• _Exercise aim_: Retype each entry below exactly as it stands.

___ Supplied material ___

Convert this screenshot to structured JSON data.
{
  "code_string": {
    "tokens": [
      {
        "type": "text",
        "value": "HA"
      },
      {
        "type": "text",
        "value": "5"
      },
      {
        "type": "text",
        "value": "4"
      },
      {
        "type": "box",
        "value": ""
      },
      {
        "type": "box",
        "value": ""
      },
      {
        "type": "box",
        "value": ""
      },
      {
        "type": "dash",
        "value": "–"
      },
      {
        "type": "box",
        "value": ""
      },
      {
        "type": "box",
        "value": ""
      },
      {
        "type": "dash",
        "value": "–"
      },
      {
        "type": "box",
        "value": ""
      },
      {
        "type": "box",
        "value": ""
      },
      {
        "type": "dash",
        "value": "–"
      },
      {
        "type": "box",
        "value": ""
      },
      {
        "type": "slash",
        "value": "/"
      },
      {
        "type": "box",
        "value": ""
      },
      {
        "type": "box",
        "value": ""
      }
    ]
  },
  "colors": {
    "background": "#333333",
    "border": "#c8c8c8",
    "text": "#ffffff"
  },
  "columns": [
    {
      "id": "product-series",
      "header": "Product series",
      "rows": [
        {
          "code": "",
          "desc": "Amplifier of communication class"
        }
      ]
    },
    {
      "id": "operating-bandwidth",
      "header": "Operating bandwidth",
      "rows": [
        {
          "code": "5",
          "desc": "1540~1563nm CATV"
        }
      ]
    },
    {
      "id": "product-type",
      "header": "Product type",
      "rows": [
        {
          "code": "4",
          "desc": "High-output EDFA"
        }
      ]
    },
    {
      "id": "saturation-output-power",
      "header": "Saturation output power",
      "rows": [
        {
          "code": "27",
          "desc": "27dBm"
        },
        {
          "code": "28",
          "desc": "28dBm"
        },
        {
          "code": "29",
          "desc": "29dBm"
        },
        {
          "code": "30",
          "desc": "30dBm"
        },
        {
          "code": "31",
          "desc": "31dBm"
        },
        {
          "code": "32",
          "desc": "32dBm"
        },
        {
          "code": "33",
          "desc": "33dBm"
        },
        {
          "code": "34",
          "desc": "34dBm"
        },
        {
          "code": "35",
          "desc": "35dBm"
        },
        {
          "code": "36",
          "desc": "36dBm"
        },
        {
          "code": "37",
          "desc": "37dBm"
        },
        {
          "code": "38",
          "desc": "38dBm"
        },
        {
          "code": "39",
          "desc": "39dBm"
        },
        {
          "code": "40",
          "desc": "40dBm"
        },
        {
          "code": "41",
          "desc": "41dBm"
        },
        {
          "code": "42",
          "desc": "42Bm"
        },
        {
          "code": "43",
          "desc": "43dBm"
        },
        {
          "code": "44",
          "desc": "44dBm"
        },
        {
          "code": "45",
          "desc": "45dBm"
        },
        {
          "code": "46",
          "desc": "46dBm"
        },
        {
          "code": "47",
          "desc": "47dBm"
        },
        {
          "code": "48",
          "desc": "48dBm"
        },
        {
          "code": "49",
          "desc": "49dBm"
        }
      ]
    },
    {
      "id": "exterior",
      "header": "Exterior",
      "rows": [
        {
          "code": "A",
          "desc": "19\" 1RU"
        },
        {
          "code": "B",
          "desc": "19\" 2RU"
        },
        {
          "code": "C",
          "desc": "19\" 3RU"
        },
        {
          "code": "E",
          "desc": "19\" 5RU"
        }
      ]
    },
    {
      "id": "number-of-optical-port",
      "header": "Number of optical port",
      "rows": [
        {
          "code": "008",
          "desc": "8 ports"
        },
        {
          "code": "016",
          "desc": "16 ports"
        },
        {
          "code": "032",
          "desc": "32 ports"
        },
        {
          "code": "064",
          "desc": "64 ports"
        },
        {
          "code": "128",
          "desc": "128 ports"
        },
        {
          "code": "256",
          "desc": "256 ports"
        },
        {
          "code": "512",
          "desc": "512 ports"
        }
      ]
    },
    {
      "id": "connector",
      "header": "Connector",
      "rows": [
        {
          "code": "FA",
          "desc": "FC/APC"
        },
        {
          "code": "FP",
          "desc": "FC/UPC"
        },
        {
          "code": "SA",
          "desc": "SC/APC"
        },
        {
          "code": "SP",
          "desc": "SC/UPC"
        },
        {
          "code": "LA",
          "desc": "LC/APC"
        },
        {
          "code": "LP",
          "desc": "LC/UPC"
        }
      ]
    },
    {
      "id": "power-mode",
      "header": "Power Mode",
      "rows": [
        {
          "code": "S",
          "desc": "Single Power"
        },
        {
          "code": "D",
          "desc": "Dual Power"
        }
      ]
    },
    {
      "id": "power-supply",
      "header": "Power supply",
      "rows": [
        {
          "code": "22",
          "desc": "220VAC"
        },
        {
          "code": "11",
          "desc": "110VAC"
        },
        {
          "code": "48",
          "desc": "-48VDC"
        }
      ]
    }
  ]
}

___

• _Task output_:
Convert this screenshot to structured JSON data.
{
  "code_string": {
    "tokens": [
      {
        "type": "text",
        "value": "HA"
      },
      {
        "type": "text",
        "value": "5"
      },
      {
        "type": "text",
        "value": "4"
      },
      {
        "type": "box",
        "value": ""
      },
      {
        "type": "box",
        "value": ""
      },
      {
        "type": "box",
        "value": ""
      },
      {
        "type": "dash",
        "value": "–"
      },
      {
        "type": "box",
        "value": ""
      },
      {
        "type": "box",
        "value": ""
      },
      {
        "type": "dash",
        "value": "–"
      },
      {
        "type": "box",
        "value": ""
      },
      {
        "type": "box",
        "value": ""
      },
      {
        "type": "dash",
        "value": "–"
      },
      {
        "type": "box",
        "value": ""
      },
      {
        "type": "slash",
        "value": "/"
      },
      {
        "type": "box",
        "value": ""
      },
      {
        "type": "box",
        "value": ""
      }
    ]
  },
  "colors": {
    "background": "#333333",
    "border": "#c8c8c8",
    "text": "#ffffff"
  },
  "columns": [
    {
      "id": "product-series",
      "header": "Product series",
      "rows": [
        {
          "code": "",
          "desc": "Amplifier of communication class"
        }
      ]
    },
    {
      "id": "operating-bandwidth",
      "header": "Operating bandwidth",
      "rows": [
        {
          "code": "5",
          "desc": "1540~1563nm CATV"
        }
      ]
    },
    {
      "id": "product-type",
      "header": "Product type",
      "rows": [
        {
          "code": "4",
          "desc": "High-output EDFA"
        }
      ]
    },
    {
      "id": "saturation-output-power",
      "header": "Saturation output power",
      "rows": [
        {
          "code": "27",
          "desc": "27dBm"
        },
        {
          "code": "28",
          "desc": "28dBm"
        },
        {
          "code": "29",
          "desc": "29dBm"
        },
        {
          "code": "30",
          "desc": "30dBm"
        },
        {
          "code": "31",
          "desc": "31dBm"
        },
        {
          "code": "32",
          "desc": "32dBm"
        },
        {
          "code": "33",
          "desc": "33dBm"
        },
        {
          "code": "34",
          "desc": "34dBm"
        },
        {
          "code": "35",
          "desc": "35dBm"
        },
        {
          "code": "36",
          "desc": "36dBm"
        },
        {
          "code": "37",
          "desc": "37dBm"
        },
        {
          "code": "38",
          "desc": "38dBm"
        },
        {
          "code": "39",
          "desc": "39dBm"
        },
        {
          "code": "40",
          "desc": "40dBm"
        },
        {
          "code": "41",
          "desc": "41dBm"
        },
        {
          "code": "42",
          "desc": "42Bm"
        },
        {
          "code": "43",
          "desc": "43dBm"
        },
        {
          "code": "44",
          "desc": "44dBm"
        },
        {
          "code": "45",
          "desc": "45dBm"
        },
        {
          "code": "46",
          "desc": "46dBm"
        },
        {
          "code": "47",
          "desc": "47dBm"
        },
        {
          "code": "48",
          "desc": "48dBm"
        },
        {
          "code": "49",
          "desc": "49dBm"
        }
      ]
    },
    {
      "id": "exterior",
      "header": "Exterior",
      "rows": [
        {
          "code": "A",
          "desc": "19\" 1RU"
        },
        {
          "code": "B",
          "desc": "19\" 2RU"
        },
        {
          "code": "C",
          "desc": "19\" 3RU"
        },
        {
          "code": "E",
          "desc": "19\" 5RU"
        }
      ]
    },
    {
      "id": "number-of-optical-port",
      "header": "Number of optical port",
      "rows": [
        {
          "code": "008",
          "desc": "8 ports"
        },
        {
          "code": "016",
          "desc": "16 ports"
        },
        {
          "code": "032",
          "desc": "32 ports"
        },
        {
          "code": "064",
          "desc": "64 ports"
        },
        {
          "code": "128",
          "desc": "128 ports"
        },
        {
          "code": "256",
          "desc": "256 ports"
        },
        {
          "code": "512",
          "desc": "512 ports"
        }
      ]
    },
    {
      "id": "connector",
      "header": "Connector",
      "rows": [
        {
          "code": "FA",
          "desc": "FC/APC"
        },
        {
          "code": "FP",
          "desc": "FC/UPC"
        },
        {
          "code": "SA",
          "desc": "SC/APC"
        },
        {
          "code": "SP",
          "desc": "SC/UPC"
        },
        {
          "code": "LA",
          "desc": "LC/APC"
        },
        {
          "code": "LP",
          "desc": "LC/UPC"
        }
      ]
    },
    {
      "id": "power-mode",
      "header": "Power Mode",
      "rows": [
        {
          "code": "S",
          "desc": "Single Power"
        },
        {
          "code": "D",
          "desc": "Dual Power"
        }
      ]
    },
    {
      "id": "power-supply",
      "header": "Power supply",
      "rows": [
        {
          "code": "22",
          "desc": "220VAC"
        },
        {
          "code": "11",
          "desc": "110VAC"
        },
        {
          "code": "48",
          "desc": "-48VDC"
        }
      ]
    }
  ]
}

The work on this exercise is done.